ENDING: Edward asks Bella a question, and I mean, a BIG question, and then the movie cuts to black. I admit, I might have missed the last frame or two because I was scribbling down notes concerning Lautner’s giant neck.
QUESTIONS: Is that how the book ended? And as always, what’s the fan consensus on this movie?
REWATCHABILITY: People like the girls sitting behind me who squealed “that was amazing!” will get a lot of replay value out of this shirtless dude softcore. For those like me, this is one of those bad movies that isn’t filled with enough blatant goofs to make it a “so bad it’s an entertaining” watch.
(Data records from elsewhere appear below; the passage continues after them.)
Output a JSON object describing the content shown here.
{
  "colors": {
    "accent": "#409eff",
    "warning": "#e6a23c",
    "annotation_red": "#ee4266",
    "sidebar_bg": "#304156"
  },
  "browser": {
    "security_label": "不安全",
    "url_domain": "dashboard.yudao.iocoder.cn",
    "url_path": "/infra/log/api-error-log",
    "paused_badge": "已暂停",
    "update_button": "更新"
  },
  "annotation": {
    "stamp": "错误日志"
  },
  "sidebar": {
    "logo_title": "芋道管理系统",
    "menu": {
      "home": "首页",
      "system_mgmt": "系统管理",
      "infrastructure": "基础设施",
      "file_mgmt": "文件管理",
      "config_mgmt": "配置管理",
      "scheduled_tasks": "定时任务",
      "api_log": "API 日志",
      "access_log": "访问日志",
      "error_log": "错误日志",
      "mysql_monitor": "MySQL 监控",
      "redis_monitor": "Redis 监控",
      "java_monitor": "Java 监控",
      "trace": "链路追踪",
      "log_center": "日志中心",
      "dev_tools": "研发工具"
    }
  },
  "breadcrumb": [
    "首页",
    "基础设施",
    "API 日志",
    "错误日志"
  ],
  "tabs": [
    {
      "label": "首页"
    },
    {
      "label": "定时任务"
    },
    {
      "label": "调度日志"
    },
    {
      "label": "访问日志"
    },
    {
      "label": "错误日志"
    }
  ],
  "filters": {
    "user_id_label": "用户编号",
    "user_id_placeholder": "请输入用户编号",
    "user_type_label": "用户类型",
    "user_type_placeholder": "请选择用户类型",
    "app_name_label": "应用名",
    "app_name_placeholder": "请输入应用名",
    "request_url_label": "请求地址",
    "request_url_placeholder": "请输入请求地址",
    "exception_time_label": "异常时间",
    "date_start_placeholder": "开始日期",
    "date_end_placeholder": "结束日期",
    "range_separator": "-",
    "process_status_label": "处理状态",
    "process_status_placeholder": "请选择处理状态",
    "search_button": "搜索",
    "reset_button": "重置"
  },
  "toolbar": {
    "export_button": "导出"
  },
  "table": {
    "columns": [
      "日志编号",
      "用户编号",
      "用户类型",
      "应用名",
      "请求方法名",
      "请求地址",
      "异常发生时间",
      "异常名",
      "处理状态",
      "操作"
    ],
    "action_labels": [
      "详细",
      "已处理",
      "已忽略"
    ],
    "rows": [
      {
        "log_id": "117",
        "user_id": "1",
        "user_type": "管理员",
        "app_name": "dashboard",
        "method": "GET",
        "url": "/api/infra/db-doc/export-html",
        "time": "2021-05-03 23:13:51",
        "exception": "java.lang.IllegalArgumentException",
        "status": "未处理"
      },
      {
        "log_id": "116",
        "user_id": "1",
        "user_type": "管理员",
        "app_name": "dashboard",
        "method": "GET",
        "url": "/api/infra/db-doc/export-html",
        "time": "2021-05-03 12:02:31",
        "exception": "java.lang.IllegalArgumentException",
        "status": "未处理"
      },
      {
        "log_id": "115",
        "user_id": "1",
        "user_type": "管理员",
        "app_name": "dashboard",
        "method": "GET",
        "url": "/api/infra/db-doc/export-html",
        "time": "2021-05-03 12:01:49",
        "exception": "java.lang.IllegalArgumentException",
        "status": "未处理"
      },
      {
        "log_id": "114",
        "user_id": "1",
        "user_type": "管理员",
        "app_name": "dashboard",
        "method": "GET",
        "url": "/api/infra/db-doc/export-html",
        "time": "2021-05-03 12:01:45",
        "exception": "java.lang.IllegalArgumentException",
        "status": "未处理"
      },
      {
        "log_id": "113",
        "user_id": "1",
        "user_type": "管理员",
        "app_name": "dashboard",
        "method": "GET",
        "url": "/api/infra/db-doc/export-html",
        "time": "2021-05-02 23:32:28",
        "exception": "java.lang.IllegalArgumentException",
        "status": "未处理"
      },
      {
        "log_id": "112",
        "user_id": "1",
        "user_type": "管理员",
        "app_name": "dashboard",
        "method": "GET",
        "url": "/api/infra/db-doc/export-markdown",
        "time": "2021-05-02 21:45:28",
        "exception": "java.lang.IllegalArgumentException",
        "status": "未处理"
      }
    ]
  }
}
I don’t think I’m breaking anyone’s heart when I say that New Moon is cheese. And with movie cheese, especially such big business gouda, leeway is absolutely necessary – some free space for the flick to hop around on its melodramatic dance floor before it starts being compared to movies obviously more in touch with the human heart. But there is no little explanation (or reminder) of Edwards’ powers, of who Victoria is, of who that evil vampire in the woods is, etc. Then with Jacob and his homies’ bare chests, Edward’s corny one-liners and Bella’s emo-rage stage, etc., New Moon’s silliness is as naked and prominent as the 8-pack that Lautner loves to put on display. New Moon abuses the allotted reign established by curious outsiders and then builds four tall walls to which it puts a sign on the front that says “Fans Only.” Congratulations, Twilight community – you have merchandise, Burger King sandwiches, conventions, and now your own exclusive feature film. (Please, humor my willingness to be neutral by making Eclipse a bit less closed and a bit more bearable.)
Reflectively, the werewolves and vampires all feel secondary to another story of cheesy teenage melodrama that aims to sell a new hunk to its drooling audience. Take away the series’ supernatural elements (from what we’ve seen so far) and what do you have? “Forks Creek?” “The Waah-mpire Cry-aries?” “A Bad Movie?”
FINAL SCORE: 4/10